In becoming a member of the European Union, it could well be argued that the states exercise in this process a high degree of territorially defined sovereignty. This has led to higher volatility levels in fx trading pairs like the EUR/USD and the EUR/JPY.
There is no clause that obliges members to remain in the Union and Eurozone members are still supposed to enjoy full fiscal sovereignty. However, whilst being a member of the European Union and particularly the Eurozone, there is certainly a trade-off between territorially defined authority and being subject to that of EU legislation, as long as that state remains a member.
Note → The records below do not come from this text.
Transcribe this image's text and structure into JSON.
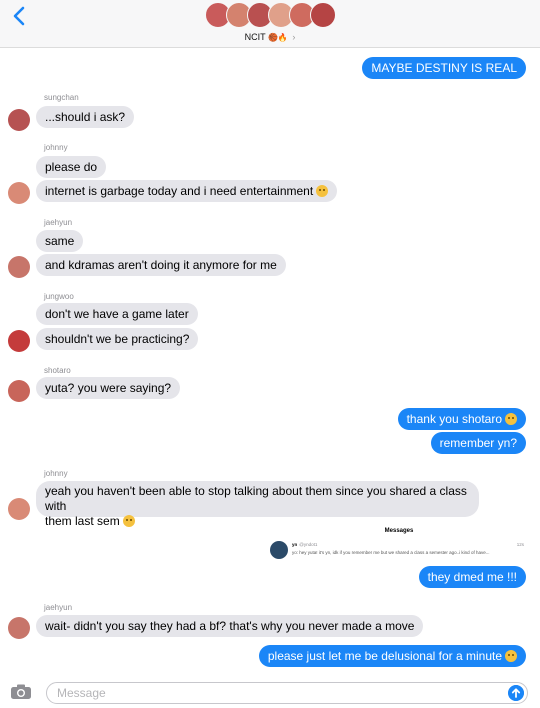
{
  "header": {
    "group_name": "NCIT",
    "group_emoji": "🏀🔥",
    "chevron": "›",
    "avatar_colors": [
      "#c95b5b",
      "#d4826e",
      "#b95050",
      "#e0a08a",
      "#cf6b5f",
      "#b54444"
    ]
  },
  "messages": {
    "m1": "MAYBE DESTINY IS REAL",
    "m2_sender": "sungchan",
    "m2": "...should i ask?",
    "m3_sender": "johnny",
    "m3": "please do",
    "m4": "internet is garbage today and i need entertainment",
    "m5_sender": "jaehyun",
    "m5": "same",
    "m6": "and kdramas aren't doing it anymore for me",
    "m7_sender": "jungwoo",
    "m7": "don't we have a game later",
    "m8": "shouldn't we be practicing?",
    "m9_sender": "shotaro",
    "m9": "yuta? you were saying?",
    "m10": "thank you shotaro",
    "m11": "remember yn?",
    "m12_sender": "johnny",
    "m12_line1": "yeah you haven't been able to stop talking about them since you shared a class with",
    "m12_line2": "them last sem",
    "m13": "they dmed me !!!",
    "m14_sender": "jaehyun",
    "m14": "wait- didn't you say they had a bf? that's why you never made a move",
    "m15": "please just let me be delusional for a minute"
  },
  "screenshot": {
    "title": "Messages",
    "name": "yn",
    "handle": "@yndot1",
    "time": "12s",
    "text": "yo: hey yuta! it's yn, idk if you remember me but we shared a class a semester ago..i kind of have..."
  },
  "input": {
    "placeholder": "Message"
  },
  "colors": {
    "outgoing": "#1b86f7",
    "incoming": "#e5e5ea"
  }
}
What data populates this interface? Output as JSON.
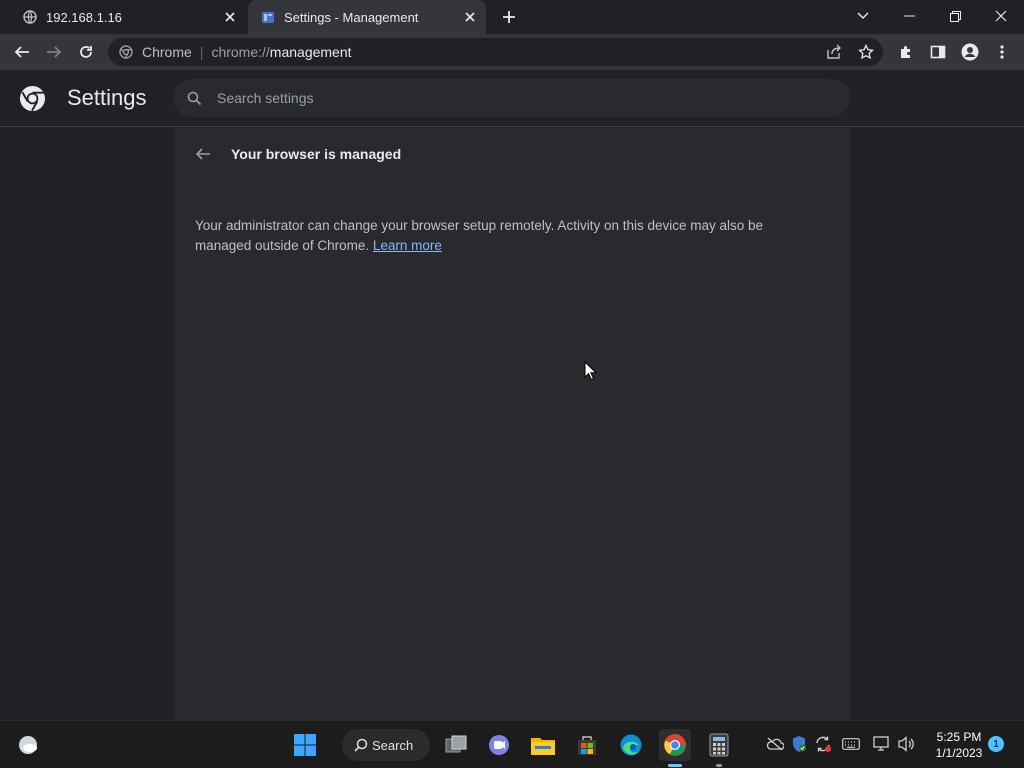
{
  "tabs": [
    {
      "title": "192.168.1.16",
      "icon": "globe-icon"
    },
    {
      "title": "Settings - Management",
      "icon": "settings-page-icon"
    }
  ],
  "omnibox": {
    "chip_label": "Chrome",
    "url_scheme": "chrome://",
    "url_host": "management"
  },
  "settings": {
    "title": "Settings",
    "search_placeholder": "Search settings"
  },
  "management": {
    "heading": "Your browser is managed",
    "description": "Your administrator can change your browser setup remotely. Activity on this device may also be managed outside of Chrome.",
    "learn_more": "Learn more"
  },
  "taskbar": {
    "search_label": "Search",
    "time": "5:25 PM",
    "date": "1/1/2023",
    "notification_count": "1"
  },
  "colors": {
    "accent_link": "#8ab4f8",
    "taskbar_indicator": "#60cdff"
  }
}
This is even more obvious with the common currency whereby ceding control represents a distinctive loss of authority over monetary policy. The de facto nature of authority in the Eurozone was highlighted by the European Debt Crises – interestingly often described as the European Sovereign Debt Crisis – for a number of reasons. It highlighted the fact that countries like Spain and Greece were authoritatively unresponsive both pre and post-crisis.
Eurozone Economic Crisis
Pre-crisis, they had overvalued currencies and without the ability to raise interest rates or control the circulation of bank notes, they were unable to enact monetary policies responsive to global demand. Post-crisis, the loss of effective authority was arguably even more acute. Let’s take the example of Greece, which was unable to devalue its currency to increase its competitiveness and also faced imposed fiscal controls from the ECB, IMF, and a very influential German government.
Therefore, not only was its monetary policy affected by regulations outlined by the ECB, it was now forced to implement budget cuts in areas from pensions to public sector wages. The situation was so extreme that even an electoral rejection of austerity didn’t stop the Greek government from losing much of its fiscal authority.
The EU represents an extreme sovereignty regime opposing the traditional nation-state one, but this conflicting dynamic of state power, as opposed to external influence, can be seen with other international institutions like the WTO and NAFTA, as well as private firms which in many sectors are extremely mobile. The fluidity of capital makes complete authority expressed as sovereignty unattainable. Thus, when the people complain about sovereignty it is worth bearing in mind what authority actually means in relation to the nation-state.